This line is documented in a book in Russian originally prepared by Alexander Mikhailovich Tsirlin (1926-2014) and brought to publication by Galina Tsirlin. Some of this was communicated to us in 2014-5. See in particular the following resources.
The following names were recorded in the 1926 "All-Moscow Directory".
Until 1917 it was rather difficult (and in fact illegal) for a Jew to live in Moscow, or anywhere other than the "Pale of Settlement" for that matter.
Thus those listed here may well have come after the revolution.
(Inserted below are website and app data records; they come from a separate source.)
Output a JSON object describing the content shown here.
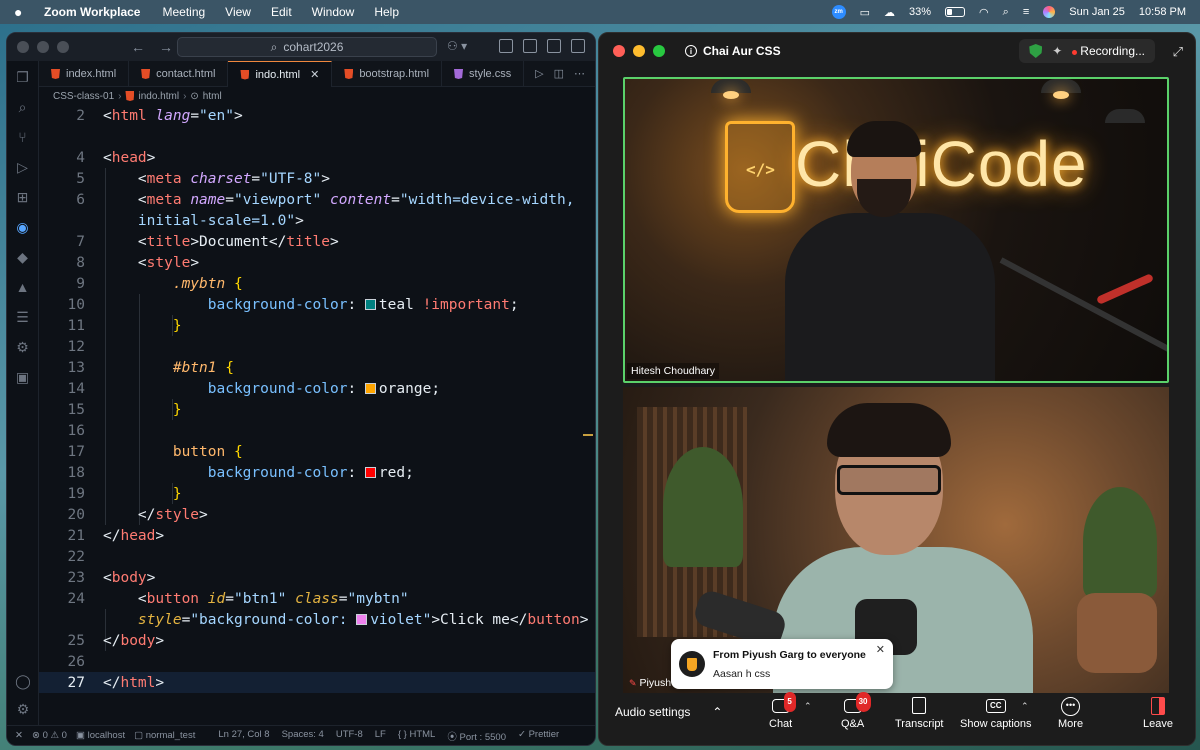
{
  "menubar": {
    "app_name": "Zoom Workplace",
    "items": [
      "Meeting",
      "View",
      "Edit",
      "Window",
      "Help"
    ],
    "zm_badge": "zm",
    "battery_percent": "33%",
    "battery_level": 0.33,
    "date": "Sun Jan 25",
    "time": "10:58 PM"
  },
  "vscode": {
    "search_text": "cohart2026",
    "tabs": [
      {
        "label": "index.html",
        "type": "html"
      },
      {
        "label": "contact.html",
        "type": "html"
      },
      {
        "label": "indo.html",
        "type": "html",
        "active": true
      },
      {
        "label": "bootstrap.html",
        "type": "html"
      },
      {
        "label": "style.css",
        "type": "css"
      }
    ],
    "breadcrumb": [
      "CSS-class-01",
      "indo.html",
      "html"
    ],
    "line_numbers": [
      "2",
      "",
      "4",
      "5",
      "6",
      "",
      "7",
      "8",
      "9",
      "10",
      "11",
      "12",
      "13",
      "14",
      "15",
      "16",
      "17",
      "18",
      "19",
      "20",
      "21",
      "22",
      "23",
      "24",
      "",
      "25",
      "26",
      "27"
    ],
    "code": {
      "html_tag": "html",
      "lang_attr": "lang",
      "lang_val": "\"en\"",
      "head_tag": "head",
      "meta_tag": "meta",
      "charset_attr": "charset",
      "charset_val": "\"UTF-8\"",
      "name_attr": "name",
      "name_val": "\"viewport\"",
      "content_attr": "content",
      "content_val_1": "\"width=device-width,",
      "content_val_2": "initial-scale=1.0\"",
      "title_tag": "title",
      "title_text": "Document",
      "style_tag": "style",
      "sel1": ".mybtn",
      "prop": "background-color",
      "teal": "teal",
      "important": "!important",
      "sel2": "#btn1",
      "orange": "orange",
      "sel3": "button",
      "red": "red",
      "body_tag": "body",
      "button_tag": "button",
      "id_attr": "id",
      "id_val": "\"btn1\"",
      "class_attr": "class",
      "class_val": "\"mybtn\"",
      "style_attr": "style",
      "style_val_a": "\"background-color: ",
      "violet": "violet",
      "style_val_b": "\"",
      "button_text": "Click me"
    },
    "status": {
      "errors": "0",
      "warnings": "0",
      "host": "localhost",
      "profile": "normal_test",
      "position": "Ln 27, Col 8",
      "spaces": "Spaces: 4",
      "encoding": "UTF-8",
      "eol": "LF",
      "language": "HTML",
      "port": "Port : 5500",
      "formatter": "Prettier"
    }
  },
  "zoom": {
    "meeting_title": "Chai Aur CSS",
    "recording_label": "Recording...",
    "neon_sign": "ChaiCode",
    "neon_cup_text": "</>",
    "participant1": "Hitesh Choudhary",
    "participant2": "Piyush",
    "toast": {
      "title": "From Piyush Garg to everyone",
      "message": "Aasan h css"
    },
    "toolbar": {
      "audio_settings": "Audio settings",
      "chat": "Chat",
      "chat_badge": "5",
      "qa": "Q&A",
      "qa_badge": "30",
      "transcript": "Transcript",
      "captions": "Show captions",
      "cc": "CC",
      "more": "More",
      "leave": "Leave"
    }
  },
  "colors": {
    "teal": "#008080",
    "orange": "#ffa500",
    "red": "#ff0000",
    "violet": "#ee82ee",
    "active_speaker": "#5bd16a",
    "accent_blue": "#58a6ff"
  }
}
Note: the name is given as Tsirlin (masculine) or Tsirlina (feminine). These are the same name, with a Russian feminine ending for women which would not be used except when speaking Russian. In my chart below I have omitted this ending.
The second name is always the father's name. So for example Aleksandr Semenovich is the son of Semen (Simon)
Dates are for the most part simply the dates of the documents.
Perhaps the most significant information is that no Tsirlins were found in these records for the years 1866-1904 in St. Petersburg (the books from 8 of these years were examined). Some other family-related names were checked, such as Bulkin, and none were found. So the situation changes after 1900.
Here are some forms in Cyrillic: the common forms Tsirlin', Tsirlina, Tsyrlin, Tsyrlina, and the deviant Tsirlin and Tsirling; these are taken from St. Petersburg directories, for 1917 and 1934.
It appears that the terminal hard sign may have disappeared with the spelling reform of 1918.
From the St. Petersburg directories for 1917 and 1934, via Pavel Bernshtam:
|Tsirlina Ek[aterina] Iv[an-ovna]||Kamennoostr[ovskaya] pr. 66|
|Tsirling' Vlad[imir] Mih[ail-ovich]||Palyustr. uch. der. Kabaniha 45|
Tsirlin' Mar[ya] Yak[ov-lena]
see also Mariia Yakovlena.
|Wife of honorary citizen. Sofiiskaya 5|
|Tsirlin' Ars[enii?] Fed[or-ovich]||V.O. 16 lin. 91 T57531. (hay, oats, salt)|
|Tsirlin' Meer' Ios[e(f)-vich]||Galernaya 50. (Tailor)|
|Tsirlin Grig[orii] Il[y(a)-ich]||Z-d im. Engel'sa. Podol'skaya 8 kv. 4|
|Tsirlin Miron Mois[e-vich] Dr. (see above)||Sovetskii 54 kv. 6 tel. 531-06|
|Tsirlina Mar[ya] Lev. Dr.||P. Lavrova 15|
|Tsyrlin Veniam[in] Lev[ovich]||Upolnom k-ry Tochmashsbyt. Gertsena 27 kv. 19, tel. 280-90|
|Tsyrlin Iog[an?] Mois[e-vich] (see above)||F-ka im. K. Libknehta. Barmaleeva 4 kv. 84. tel. 532-93.|
|Tsyrlina Eva Mark[ovna]||LIKI. Kirochnaya 24|
|Tsyrlina Ol[ga] Lev[ovna]||Kand. chl. Smol'n. Raisovata. Lahtinskaya 9 kv. 9|
Blitz-USA Information Center 907 San Rafael, CA 94901 Tel. (415) 453-3579 Fax. (415) 453-0343 Contact: W. Edward Nute email: firstname.lastname@example.org
From Semjon Tsyrlin, a student at Hunter College, we received the following:
My grandfather Tanhum Berkovich (Natan Borosovich) was born in Klintzi and had two brothers, Abram and Haim (Yefim). All three travelled to St. Petersburg shortly before the revolution looking for jobs and education.
From this description, it sounds like they were about 20 years old at the time. None of this corresponds to anything on the list above; we do have a Moisei Berkovich Tsirlin, sharing the same father's name Berk (is this Baruch?). As all these names are quite common, it seems like a coincidence.
Note that the variants Chirlin/Tsirlin/Tsyrlin are treated as more or less interchangeable in the Russian documents, which complicates matters. (Furthermore, in transcriptions into English, Tsirlin is often given even when the original is more properly read as Tsyrlin).
Created January 2004